As another Mother’s Day comes and goes, I find myself feeling frustrated. It’s something I have noticed more with each passing year since saying goodbye to college. It isn’t the day itself that frustrates me; it is the fact that no matter how much thought I put into it, I am unable to come up with anything better than flowers to get my mother.
For all my thinking, one thing has become painfully clear to me; with everything my mom has done, and all she has given me, I will never be able to truly say thank you.
I don’t make nearly enough money to buy her something really impressive, like a trip to Paris or a BMW. But even based solely on gestures, I struggle to find a single act or otherwise that would come close to the feeling of gratitude and love I have for my mother. Nothing I could ever find would do that justice.
Even in my wildest fantasies where I am a man of boundless means, my mind keeps wandering backwards to a gesture from my childhood.
I couldn’t have been more than 5 at the time, back when I still felt considerably smaller than the world. Dad was working, my sister had already started school full time, and my mother hadn’t yet gone back to work. So it was just the two of us at home those days.
I’d run errands with my mother, “helping” her do the things she needed to do, grocery shopping or waiting with her while she got her allergy shot. We traveled around New Hyde Park, buckling and unbuckling me from the back seat of that big powder blue Pontiac.
My memory has held tightly to a trip to the dry cleaners, though the specifics are hazy. It was a place around the corner from our house, not more than 2 blocks away. One day we went to pick up some clothes. I remember standing just short of the counter and feeling the mood change.
Something bad had happened. They had screwed something up, ruining a coat perhaps. My memory tells me that my mom had brought a sharp cream colored blazer there and when she got it back there was some awful ink stain on it. Whether or not that was the case is really of no significance.
But I remember my usually friendly and smiling mother losing her temper and getting very upset with the dry cleaners. I know whatever concessions they offered were not enough because my mother left there fuming and possibly in tears.
I’m sure I knew what had happened, but I also didn’t know what to do about it. I may have asked questions but I probably knew that it was better not to. Something about the situation told me to be quiet. It wasn’t like when my mom got mad at me. The rules and roles for that were obvious. There was an uncomfortable difference here.

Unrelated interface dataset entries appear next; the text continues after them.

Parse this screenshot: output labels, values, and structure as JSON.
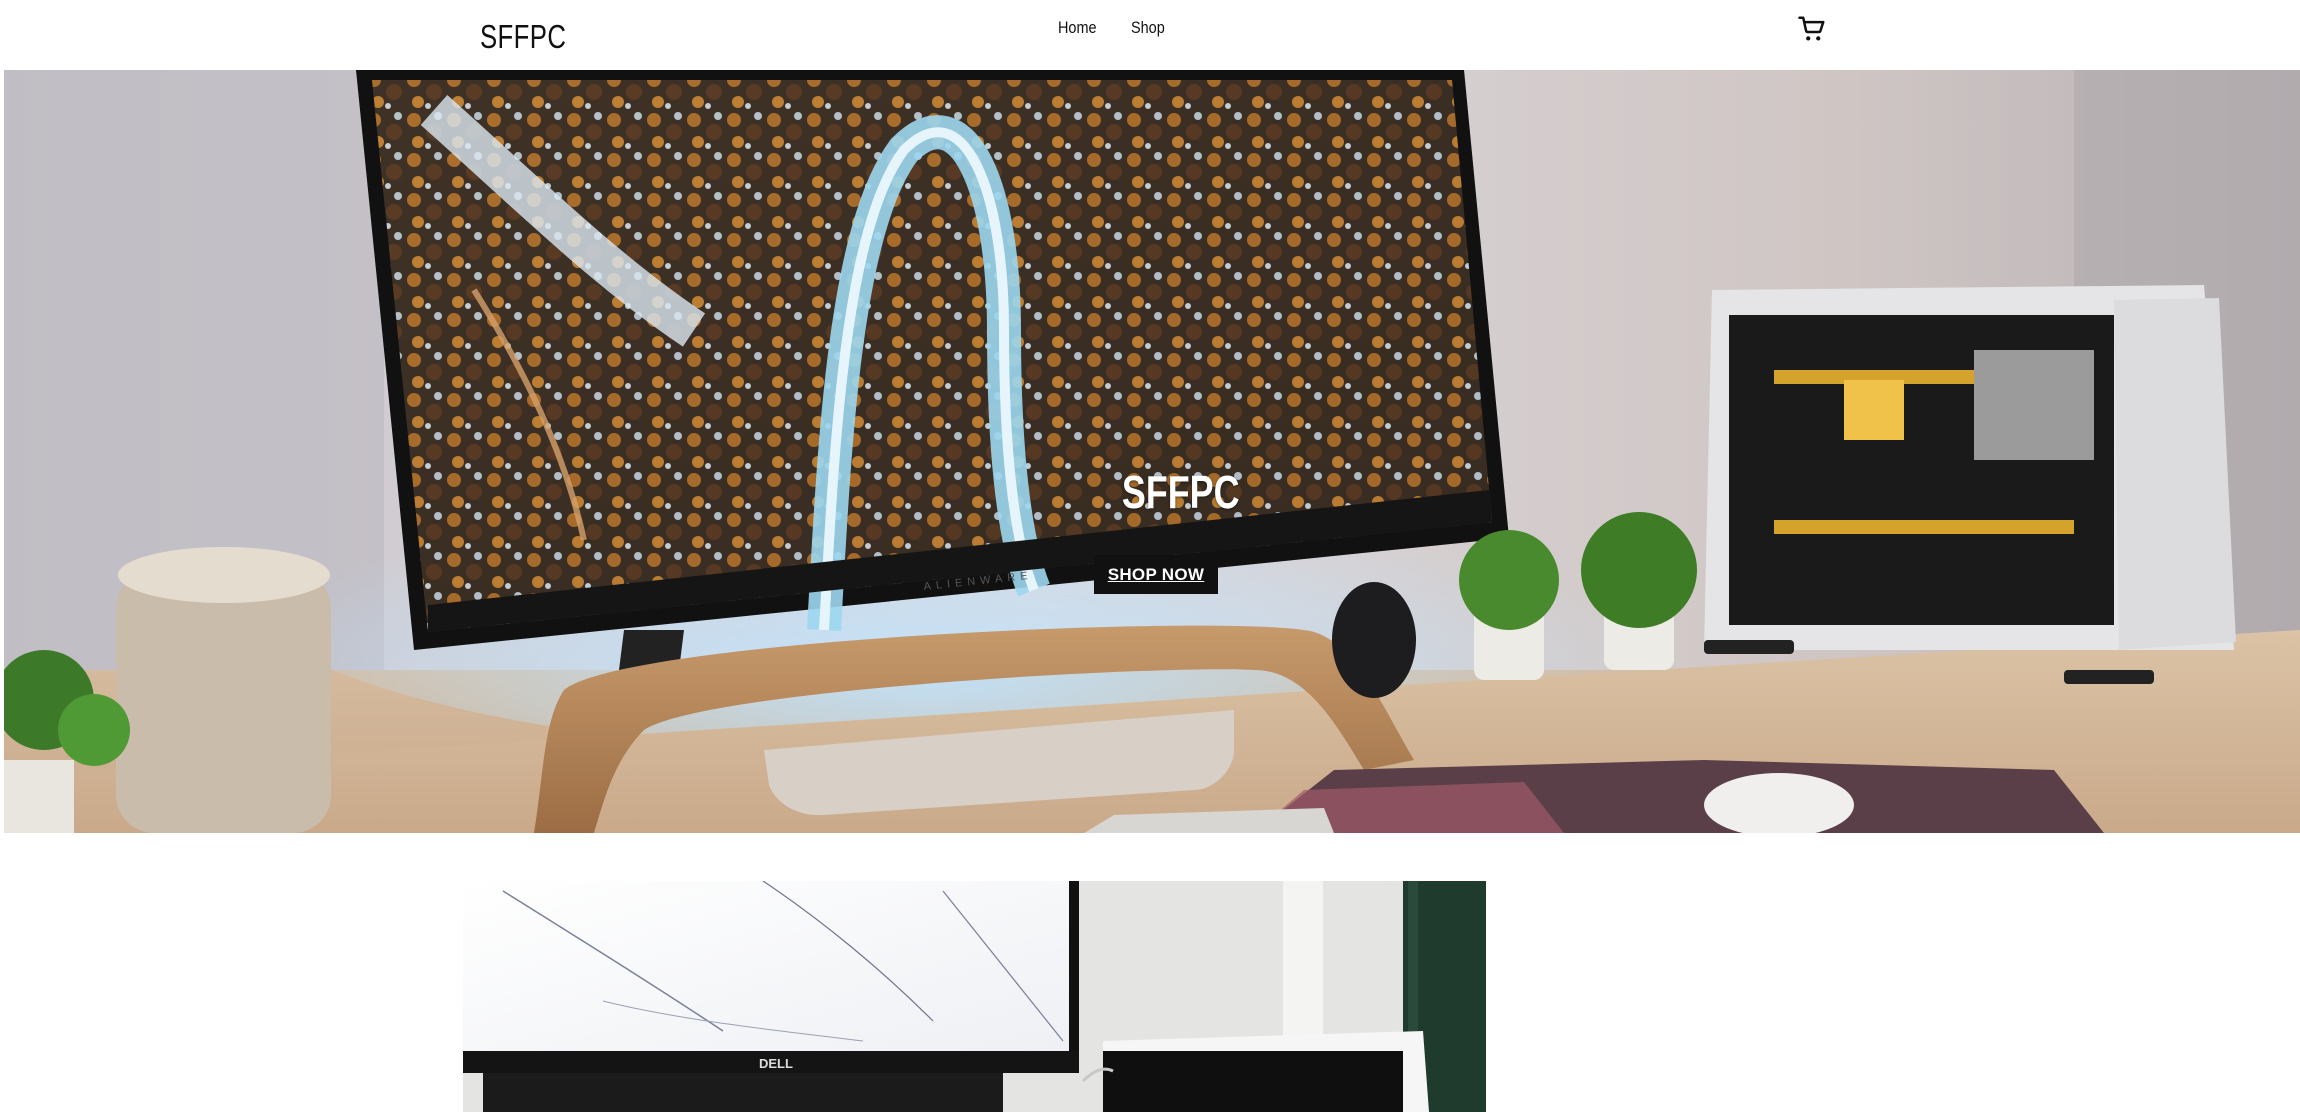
{
  "header": {
    "brand": "SFFPC",
    "nav": [
      {
        "label": "Home"
      },
      {
        "label": "Shop"
      }
    ],
    "cart_icon": "shopping-cart-icon"
  },
  "hero": {
    "title": "SFFPC",
    "button_label": "SHOP NOW",
    "monitor_brand": "ALIENWARE"
  },
  "feature": {
    "monitor_brand": "DELL"
  },
  "colors": {
    "text": "#111111",
    "button_bg": "#111111",
    "button_text": "#ffffff",
    "page_bg": "#ffffff"
  }
}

My mom was very upset, it wasn’t my fault, and I had no idea what to do.
We went home and my mother went into the office in the back of our house. Maybe to cry, maybe to call my father and vent about what had happened.

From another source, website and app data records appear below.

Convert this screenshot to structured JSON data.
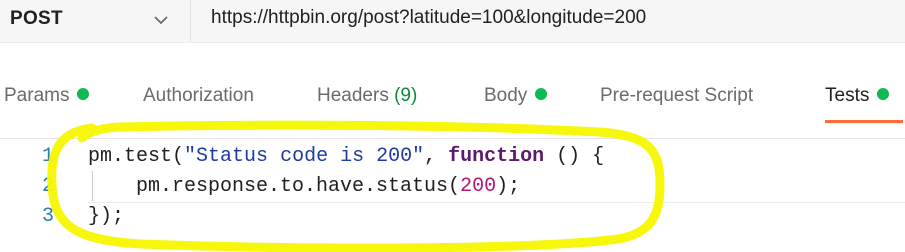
{
  "request": {
    "method": "POST",
    "url": "https://httpbin.org/post?latitude=100&longitude=200"
  },
  "tabs": [
    {
      "label": "Params",
      "has_dot": true
    },
    {
      "label": "Authorization"
    },
    {
      "label": "Headers",
      "count": "(9)"
    },
    {
      "label": "Body",
      "has_dot": true
    },
    {
      "label": "Pre-request Script"
    },
    {
      "label": "Tests",
      "has_dot": true,
      "active": true
    }
  ],
  "editor": {
    "line_numbers": [
      "1",
      "2",
      "3"
    ],
    "lines": [
      {
        "tokens": [
          {
            "t": "pm.",
            "c": "plain"
          },
          {
            "t": "test",
            "c": "fn"
          },
          {
            "t": "(",
            "c": "plain"
          },
          {
            "t": "\"Status code is 200\"",
            "c": "str"
          },
          {
            "t": ", ",
            "c": "plain"
          },
          {
            "t": "function",
            "c": "kw"
          },
          {
            "t": " () {",
            "c": "plain"
          }
        ]
      },
      {
        "tokens": [
          {
            "t": "    pm.response.to.have.status(",
            "c": "plain"
          },
          {
            "t": "200",
            "c": "num"
          },
          {
            "t": ");",
            "c": "plain"
          }
        ]
      },
      {
        "tokens": [
          {
            "t": "});",
            "c": "plain"
          }
        ]
      }
    ]
  },
  "colors": {
    "accent": "#ff6c37",
    "dot_green": "#0cbb52",
    "highlight": "#f7f500"
  },
  "icons": {
    "method_dropdown": "chevron-down-icon"
  }
}
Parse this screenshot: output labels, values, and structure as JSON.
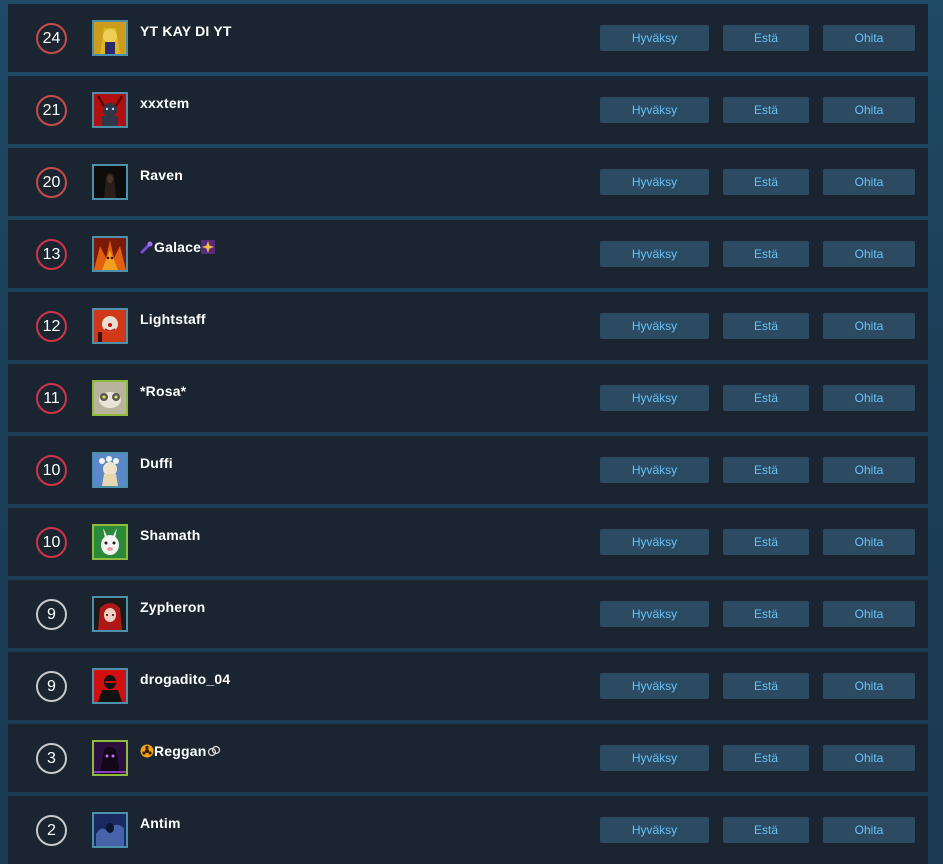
{
  "buttons": {
    "accept": "Hyväksy",
    "block": "Estä",
    "ignore": "Ohita"
  },
  "requests": [
    {
      "level": "24",
      "name": "YT KAY DI YT",
      "ring_color": "#c94a4a",
      "avatar_icon": "blonde-character-avatar",
      "avatar_border": "#4c91ac",
      "avatar_colors": [
        "#e8b010",
        "#2a2a6a"
      ]
    },
    {
      "level": "21",
      "name": "xxxtem",
      "ring_color": "#c94a4a",
      "avatar_icon": "red-demon-avatar",
      "avatar_border": "#4c91ac",
      "avatar_colors": [
        "#b01010",
        "#303848"
      ]
    },
    {
      "level": "20",
      "name": "Raven",
      "ring_color": "#c94a4a",
      "avatar_icon": "dark-hooded-avatar",
      "avatar_border": "#4c91ac",
      "avatar_colors": [
        "#0c0c0c",
        "#4a3428"
      ]
    },
    {
      "level": "13",
      "name": "Galace",
      "ring_color": "#d2334b",
      "avatar_icon": "fire-demon-avatar",
      "avatar_border": "#4c91ac",
      "avatar_colors": [
        "#e06010",
        "#7a1a08"
      ],
      "emoticon_before": "purple-comet-emoticon",
      "emoticon_after": "purple-sparkle-emoticon"
    },
    {
      "level": "12",
      "name": "Lightstaff",
      "ring_color": "#d2334b",
      "avatar_icon": "red-clown-avatar",
      "avatar_border": "#4c91ac",
      "avatar_colors": [
        "#d03818",
        "#e8e0d0"
      ]
    },
    {
      "level": "11",
      "name": "*Rosa*",
      "ring_color": "#d2334b",
      "avatar_icon": "lemur-avatar",
      "avatar_border": "#90ba3c",
      "avatar_colors": [
        "#b8b49c",
        "#5a5a50"
      ]
    },
    {
      "level": "10",
      "name": "Duffi",
      "ring_color": "#d2334b",
      "avatar_icon": "flower-girl-avatar",
      "avatar_border": "#4c91ac",
      "avatar_colors": [
        "#5a88c8",
        "#f0e4c8"
      ]
    },
    {
      "level": "10",
      "name": "Shamath",
      "ring_color": "#d2334b",
      "avatar_icon": "white-llama-avatar",
      "avatar_border": "#90ba3c",
      "avatar_colors": [
        "#2a8a3a",
        "#f4f4f4"
      ]
    },
    {
      "level": "9",
      "name": "Zypheron",
      "ring_color": "#c6c8ca",
      "avatar_icon": "red-hair-girl-avatar",
      "avatar_border": "#4c91ac",
      "avatar_colors": [
        "#b01818",
        "#1a1a1a"
      ]
    },
    {
      "level": "9",
      "name": "drogadito_04",
      "ring_color": "#c6c8ca",
      "avatar_icon": "masked-figure-avatar",
      "avatar_border": "#4c91ac",
      "avatar_colors": [
        "#d01010",
        "#111111"
      ]
    },
    {
      "level": "3",
      "name": "Reggan",
      "ring_color": "#c6c8ca",
      "avatar_icon": "purple-reaper-avatar",
      "avatar_border": "#90ba3c",
      "avatar_colors": [
        "#2a1040",
        "#8a40c0"
      ],
      "emoticon_before": "biohazard-emoticon",
      "emoticon_after": "skull-emoticon"
    },
    {
      "level": "2",
      "name": "Antim",
      "ring_color": "#c6c8ca",
      "avatar_icon": "blue-smoke-figure-avatar",
      "avatar_border": "#4c91ac",
      "avatar_colors": [
        "#1a2a60",
        "#5a7ac8"
      ]
    }
  ]
}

Uncomfortable and confused I felt so useless in this situation. I was only 5 but I knew I wanted to make her happy again. I felt that I needed a gesture. I needed to do something. So I did.

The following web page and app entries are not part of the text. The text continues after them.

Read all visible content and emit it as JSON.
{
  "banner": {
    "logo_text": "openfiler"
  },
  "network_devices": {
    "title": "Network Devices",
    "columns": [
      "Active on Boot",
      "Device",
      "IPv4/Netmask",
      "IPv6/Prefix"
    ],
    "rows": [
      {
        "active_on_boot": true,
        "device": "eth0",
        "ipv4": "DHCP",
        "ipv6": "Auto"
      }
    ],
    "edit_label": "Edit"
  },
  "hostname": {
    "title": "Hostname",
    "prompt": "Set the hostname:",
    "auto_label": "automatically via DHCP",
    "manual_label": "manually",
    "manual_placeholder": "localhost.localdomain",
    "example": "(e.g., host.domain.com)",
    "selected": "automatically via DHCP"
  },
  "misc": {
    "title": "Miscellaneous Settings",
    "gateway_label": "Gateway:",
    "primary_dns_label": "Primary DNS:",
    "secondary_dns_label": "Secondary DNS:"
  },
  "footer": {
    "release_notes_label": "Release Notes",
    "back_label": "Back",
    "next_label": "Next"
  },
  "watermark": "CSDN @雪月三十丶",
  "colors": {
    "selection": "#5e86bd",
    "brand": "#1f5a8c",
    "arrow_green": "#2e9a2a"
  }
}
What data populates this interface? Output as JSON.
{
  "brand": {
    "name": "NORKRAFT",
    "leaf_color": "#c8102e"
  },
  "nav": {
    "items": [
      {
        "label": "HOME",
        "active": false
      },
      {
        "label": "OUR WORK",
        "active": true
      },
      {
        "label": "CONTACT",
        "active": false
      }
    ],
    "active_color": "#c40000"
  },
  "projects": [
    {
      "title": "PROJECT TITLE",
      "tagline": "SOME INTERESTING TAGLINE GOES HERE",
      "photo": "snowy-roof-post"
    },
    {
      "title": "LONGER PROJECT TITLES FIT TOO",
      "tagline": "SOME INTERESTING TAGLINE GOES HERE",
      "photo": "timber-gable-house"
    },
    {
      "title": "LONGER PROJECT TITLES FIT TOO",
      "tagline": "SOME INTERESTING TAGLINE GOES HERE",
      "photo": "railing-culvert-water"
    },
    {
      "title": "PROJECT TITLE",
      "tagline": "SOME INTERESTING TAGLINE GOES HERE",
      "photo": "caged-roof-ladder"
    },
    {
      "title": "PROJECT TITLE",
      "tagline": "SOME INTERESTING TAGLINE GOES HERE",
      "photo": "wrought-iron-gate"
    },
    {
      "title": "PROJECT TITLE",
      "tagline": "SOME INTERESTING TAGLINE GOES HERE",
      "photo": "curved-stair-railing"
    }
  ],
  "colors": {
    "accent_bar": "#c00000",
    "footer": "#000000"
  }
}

I made the grandest gesture I knew how; I drew her a picture.
I took a white sheet of paper and my crayons and I just started drawing. I probably didn’t lay out any kind of outline, I just drew the things I knew how to. There was green grass, a blue house, a small flock of crudely drawn birds, and a rainbow. And written in blue in the sky was what I hoped would be the cure for what ailed her;
“I love you mommy.”
When you’re 5, your ability to influence is dependent on hugs, tears, and crayons. It seemed like the third one was the best option at this point.
So I finished my drawing and walked into the office where she was sitting, and still visibly upset.
I approached her, hesitant, possibly a little scared, proffering my drawing before me like a document needing to be signed by the king. She took it from me, looked at it, and gave me a hug and a kiss, and I think it made her happy to see my work. She even pinned it up on the bulletin board.
And all was well with the world.
There it stayed for the rest of the day, for the rest of that year.
In fact in all our years in that house, she never took it down. It hung there until we finally had to pack up the house when we sold it last year.
Honestly it was just a piece of paper covered in colored wax, nothing artistically brilliant or creatively courageous. It was just a house and a rainbow and some birds.
But it always stayed up on that wall, through a renovation of that room. Even though that space could have been used for something more important, some necessary calendar or tax document. It hung there, scrawled in my 5 year old affection, “I love you mommy.”
Granted I wasn’t trying to say thank you at the time. I wasn’t indebted for anything. Hell, I was only 5 and my universe was barely bigger than my own neighborhood. But I wanted my mom to know how I felt, and while I didn’t have much to give, I gave her all I had.
It seems fitting that my little hands could only create a gesture as big as a piece of paper, but I think it was far larger than anything I could craft today, anything I could buy, anything I could do.
Perhaps it is impractical to place so much importance on a drawing I did when I was a boy. Perhaps what worked then couldn’t possibly work now. Perhaps I have found my very own Rosebud and developed a fondness for a thing and a time that exists only in my memory.
But as I chase nostalgia even at this young age, I find myself holding that drawing up not just as a memory, but a symbol. A symbol of who I was and who I’m trying to be. A symbol of a time when my thoughts didn’t impair my judgment, when my imagination didn’t outpace my ability, and when I could tell my mother everything she meant to be with a little blue crayon.
I love you mommy.